◆ Directions ◆
Report every line of the records below that contains the word "text".

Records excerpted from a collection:
-- -- --
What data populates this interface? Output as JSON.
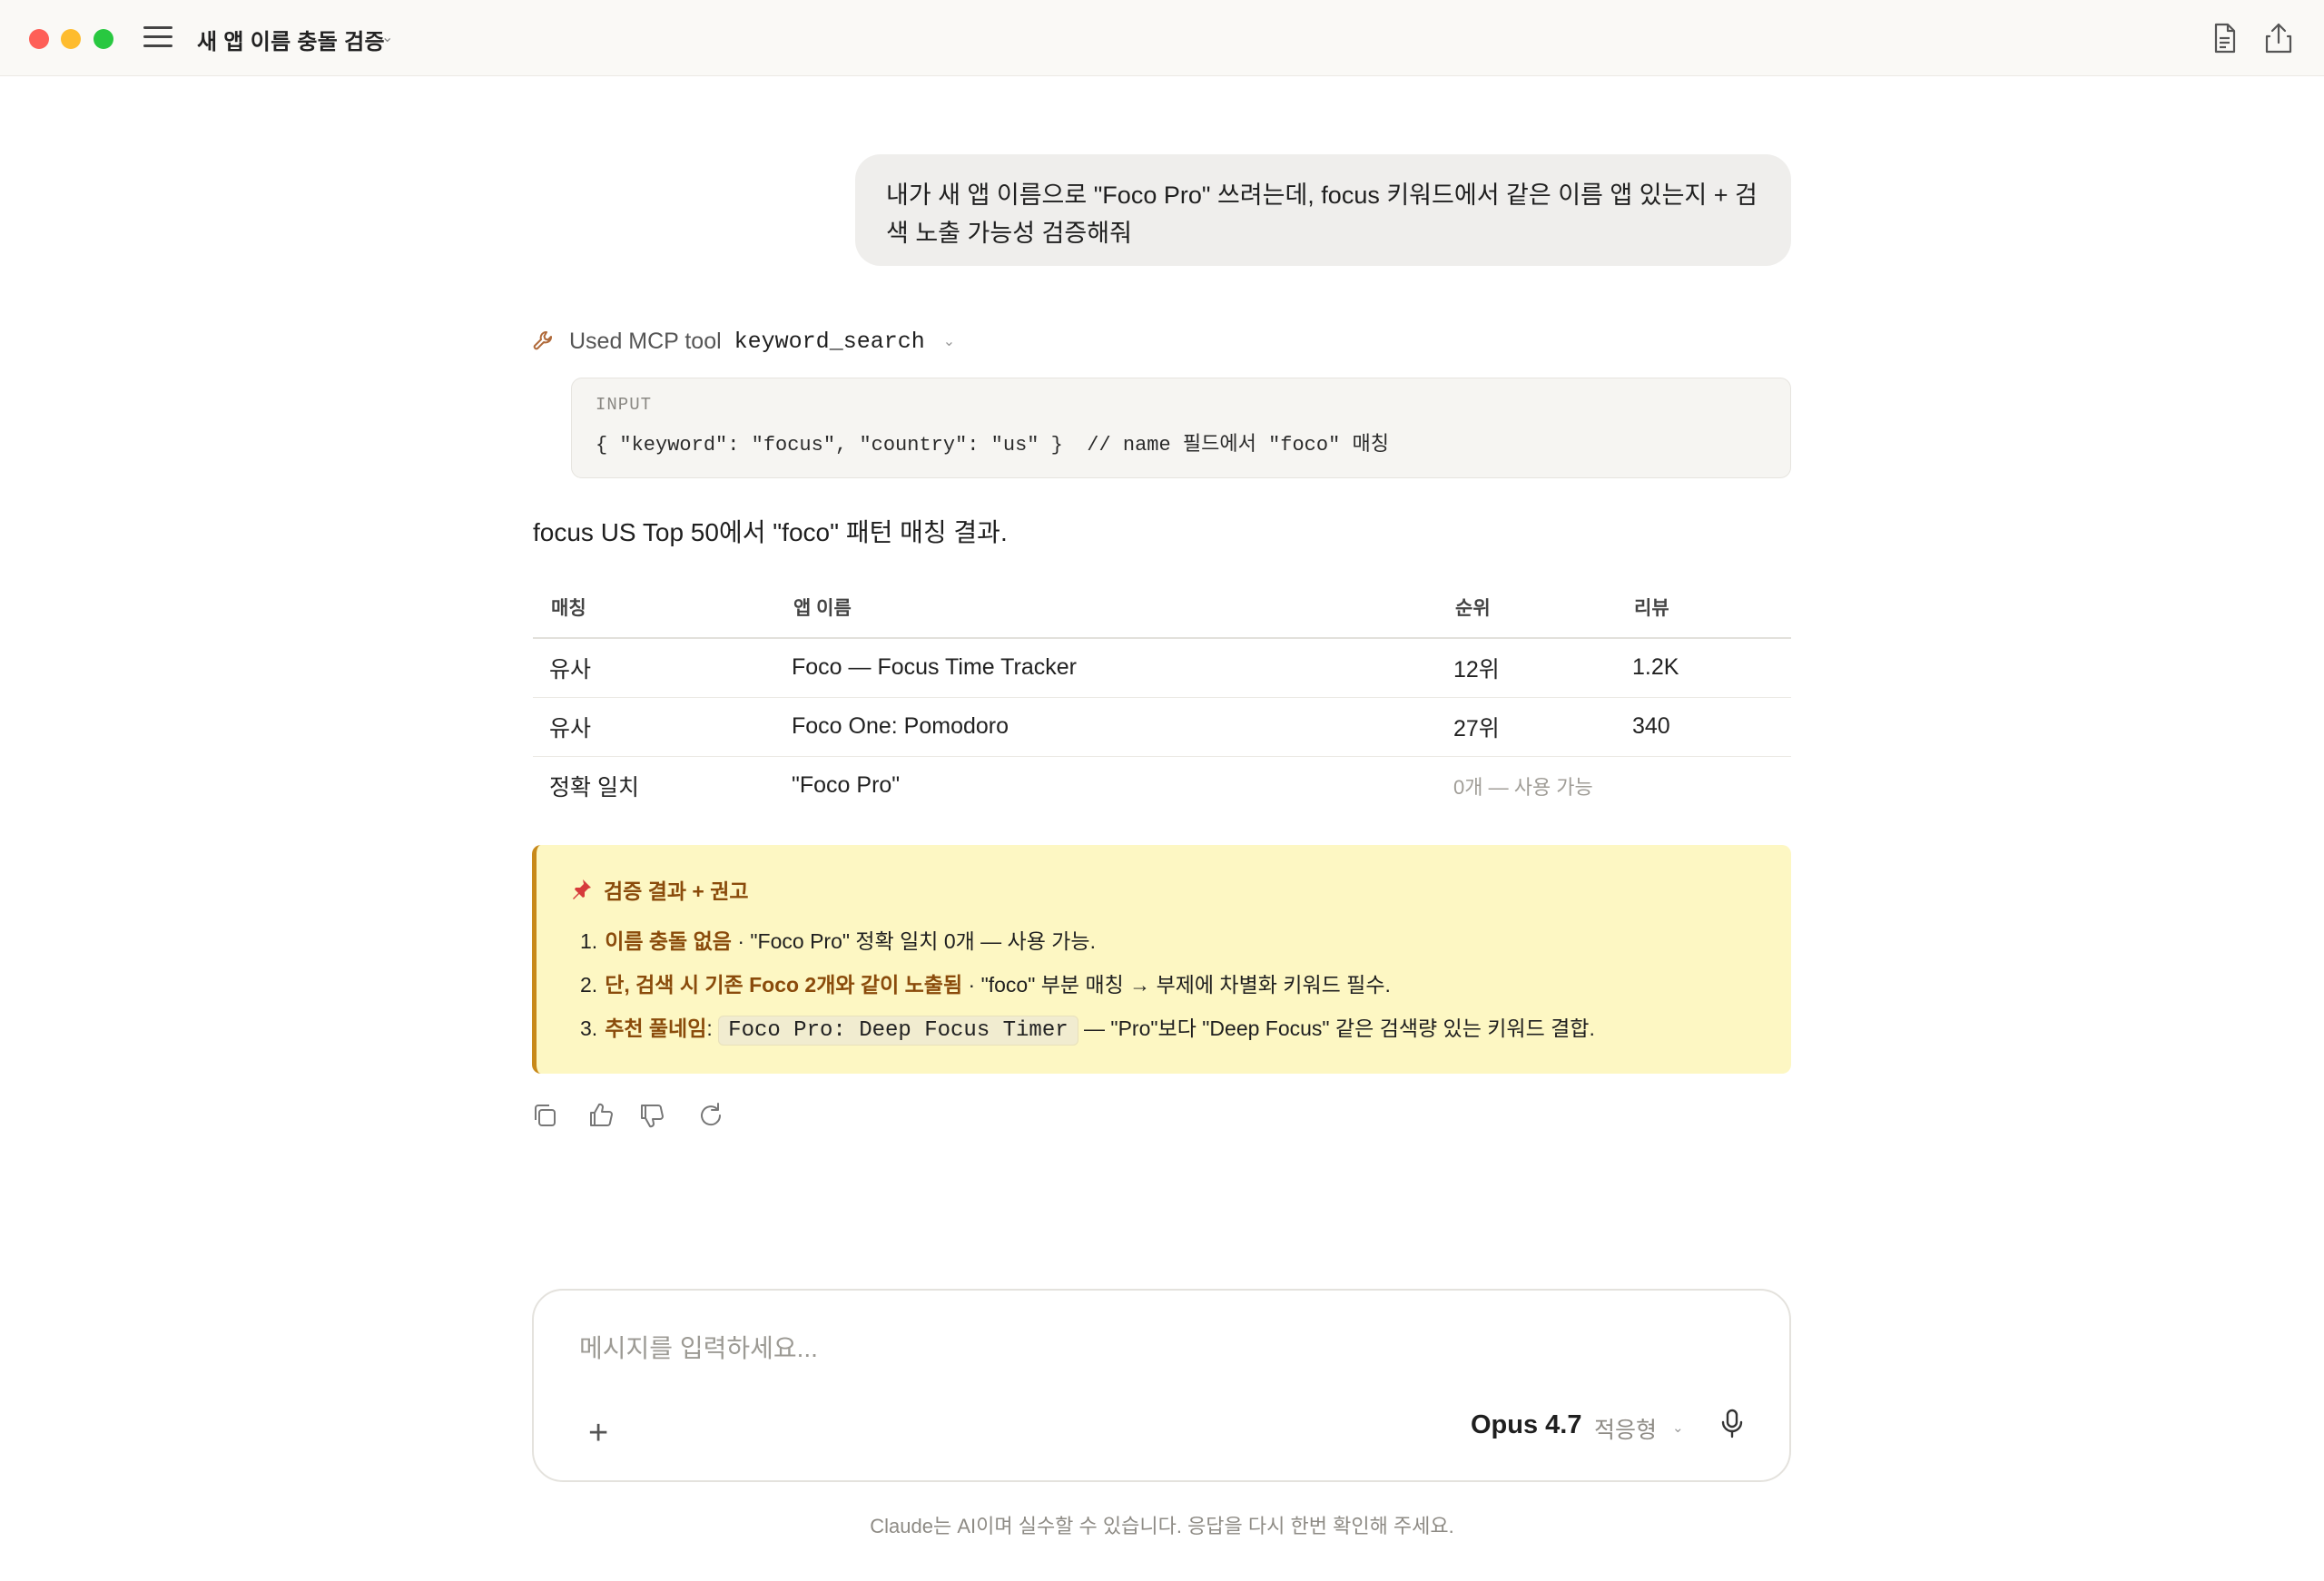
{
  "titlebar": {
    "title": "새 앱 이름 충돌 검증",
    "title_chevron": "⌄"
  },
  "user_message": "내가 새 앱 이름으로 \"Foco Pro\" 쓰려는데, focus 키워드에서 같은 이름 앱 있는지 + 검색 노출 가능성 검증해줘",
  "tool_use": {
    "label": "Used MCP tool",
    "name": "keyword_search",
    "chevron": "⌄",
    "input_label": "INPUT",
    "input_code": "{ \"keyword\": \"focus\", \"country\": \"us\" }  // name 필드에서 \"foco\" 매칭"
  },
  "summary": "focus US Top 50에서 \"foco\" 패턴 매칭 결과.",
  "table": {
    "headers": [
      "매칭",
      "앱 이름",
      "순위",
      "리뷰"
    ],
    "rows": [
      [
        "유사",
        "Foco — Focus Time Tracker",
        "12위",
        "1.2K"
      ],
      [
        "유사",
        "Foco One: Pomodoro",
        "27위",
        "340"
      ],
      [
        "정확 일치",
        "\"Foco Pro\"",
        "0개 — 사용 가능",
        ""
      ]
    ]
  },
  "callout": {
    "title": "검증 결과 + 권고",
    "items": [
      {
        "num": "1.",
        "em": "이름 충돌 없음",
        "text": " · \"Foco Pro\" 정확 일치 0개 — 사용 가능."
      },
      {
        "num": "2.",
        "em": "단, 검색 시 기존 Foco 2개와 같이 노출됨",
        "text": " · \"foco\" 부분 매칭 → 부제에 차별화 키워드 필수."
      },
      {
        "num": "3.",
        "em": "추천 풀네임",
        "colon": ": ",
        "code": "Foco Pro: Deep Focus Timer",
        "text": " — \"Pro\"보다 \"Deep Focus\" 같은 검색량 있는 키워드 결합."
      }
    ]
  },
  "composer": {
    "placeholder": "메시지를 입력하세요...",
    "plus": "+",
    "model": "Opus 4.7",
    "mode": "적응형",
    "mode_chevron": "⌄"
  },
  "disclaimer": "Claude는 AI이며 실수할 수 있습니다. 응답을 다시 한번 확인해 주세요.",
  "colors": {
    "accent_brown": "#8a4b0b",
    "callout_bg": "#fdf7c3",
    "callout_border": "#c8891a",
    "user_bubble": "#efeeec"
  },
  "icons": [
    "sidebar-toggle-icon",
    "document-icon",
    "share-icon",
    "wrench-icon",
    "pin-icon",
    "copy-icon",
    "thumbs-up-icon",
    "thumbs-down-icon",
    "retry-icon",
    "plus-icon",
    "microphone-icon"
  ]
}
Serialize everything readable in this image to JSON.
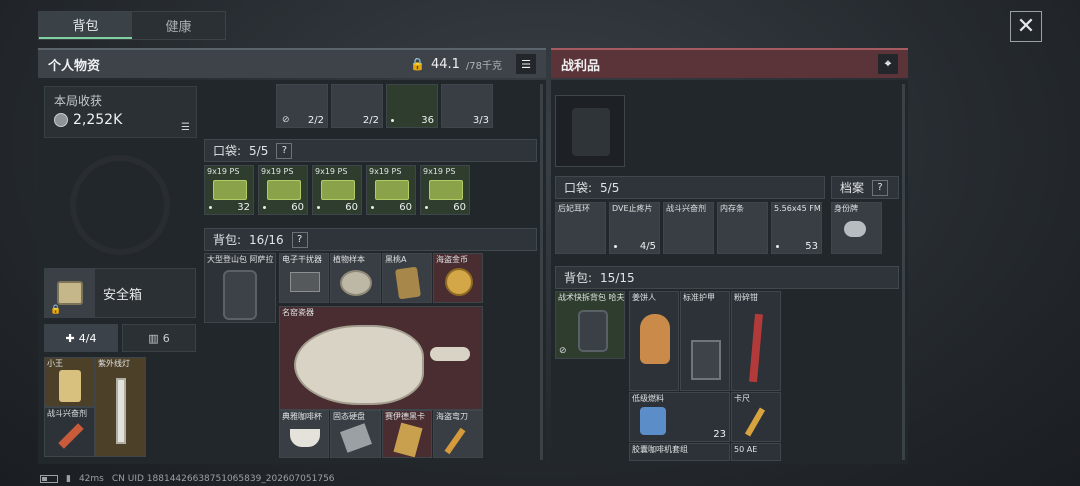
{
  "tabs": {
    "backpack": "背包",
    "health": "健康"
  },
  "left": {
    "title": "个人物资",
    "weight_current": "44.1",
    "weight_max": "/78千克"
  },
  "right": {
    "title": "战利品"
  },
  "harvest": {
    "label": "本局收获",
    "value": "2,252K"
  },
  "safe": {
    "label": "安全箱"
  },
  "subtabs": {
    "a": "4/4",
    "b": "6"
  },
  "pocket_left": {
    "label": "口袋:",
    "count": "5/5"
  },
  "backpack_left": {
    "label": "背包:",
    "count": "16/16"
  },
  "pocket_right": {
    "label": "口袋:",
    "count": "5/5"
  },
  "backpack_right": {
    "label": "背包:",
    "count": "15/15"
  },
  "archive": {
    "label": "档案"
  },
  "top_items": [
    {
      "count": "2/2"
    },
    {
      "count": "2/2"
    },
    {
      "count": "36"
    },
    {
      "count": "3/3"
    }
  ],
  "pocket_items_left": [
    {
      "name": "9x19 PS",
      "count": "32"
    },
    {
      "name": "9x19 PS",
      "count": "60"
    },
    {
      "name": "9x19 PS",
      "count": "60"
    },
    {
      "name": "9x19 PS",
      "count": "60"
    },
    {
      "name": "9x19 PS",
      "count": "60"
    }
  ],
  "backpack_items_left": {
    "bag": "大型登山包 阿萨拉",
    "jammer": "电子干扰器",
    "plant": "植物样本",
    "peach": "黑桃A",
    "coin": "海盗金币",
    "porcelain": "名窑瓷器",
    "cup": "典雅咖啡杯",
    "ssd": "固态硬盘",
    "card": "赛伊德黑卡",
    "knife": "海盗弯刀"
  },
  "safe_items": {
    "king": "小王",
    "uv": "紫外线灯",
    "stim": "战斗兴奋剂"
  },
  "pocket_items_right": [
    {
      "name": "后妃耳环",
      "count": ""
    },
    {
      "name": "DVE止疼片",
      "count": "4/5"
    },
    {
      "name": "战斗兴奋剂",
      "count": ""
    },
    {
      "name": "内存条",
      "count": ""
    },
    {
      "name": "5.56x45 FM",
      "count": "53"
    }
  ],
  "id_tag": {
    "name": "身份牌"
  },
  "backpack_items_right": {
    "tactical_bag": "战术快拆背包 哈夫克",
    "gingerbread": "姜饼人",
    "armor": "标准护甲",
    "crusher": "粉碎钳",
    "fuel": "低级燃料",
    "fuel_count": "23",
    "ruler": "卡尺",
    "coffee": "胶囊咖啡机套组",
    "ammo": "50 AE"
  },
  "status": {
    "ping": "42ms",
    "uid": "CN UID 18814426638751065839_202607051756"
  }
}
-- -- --
◆ Task result ◆
        "text": " · \"Foco Pro\" 정확 일치 0개 — 사용 가능."
        "text": " · \"foco\" 부분 매칭 → 부제에 차별화 키워드 필수."
        "text": " — \"Pro\"보다 \"Deep Focus\" 같은 검색량 있는 키워드 결합."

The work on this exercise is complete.